##### Material supplied

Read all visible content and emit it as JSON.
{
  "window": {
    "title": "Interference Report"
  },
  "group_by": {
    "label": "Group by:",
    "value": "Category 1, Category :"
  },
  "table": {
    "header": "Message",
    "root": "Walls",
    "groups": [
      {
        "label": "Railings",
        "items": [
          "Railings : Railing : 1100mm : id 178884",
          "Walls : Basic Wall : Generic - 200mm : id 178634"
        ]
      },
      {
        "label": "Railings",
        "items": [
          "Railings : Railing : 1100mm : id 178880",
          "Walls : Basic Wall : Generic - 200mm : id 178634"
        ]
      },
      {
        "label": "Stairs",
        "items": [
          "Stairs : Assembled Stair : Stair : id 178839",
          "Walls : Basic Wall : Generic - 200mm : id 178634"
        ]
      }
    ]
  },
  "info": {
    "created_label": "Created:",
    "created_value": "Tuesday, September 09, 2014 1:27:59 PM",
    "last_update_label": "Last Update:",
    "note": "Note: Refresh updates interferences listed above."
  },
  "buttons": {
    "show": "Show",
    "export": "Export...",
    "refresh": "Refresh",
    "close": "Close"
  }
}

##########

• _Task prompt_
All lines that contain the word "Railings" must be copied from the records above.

• _Result of this task_
        "label": "Railings",
          "Railings : Railing : 1100mm : id 178884",
        "label": "Railings",
          "Railings : Railing : 1100mm : id 178880",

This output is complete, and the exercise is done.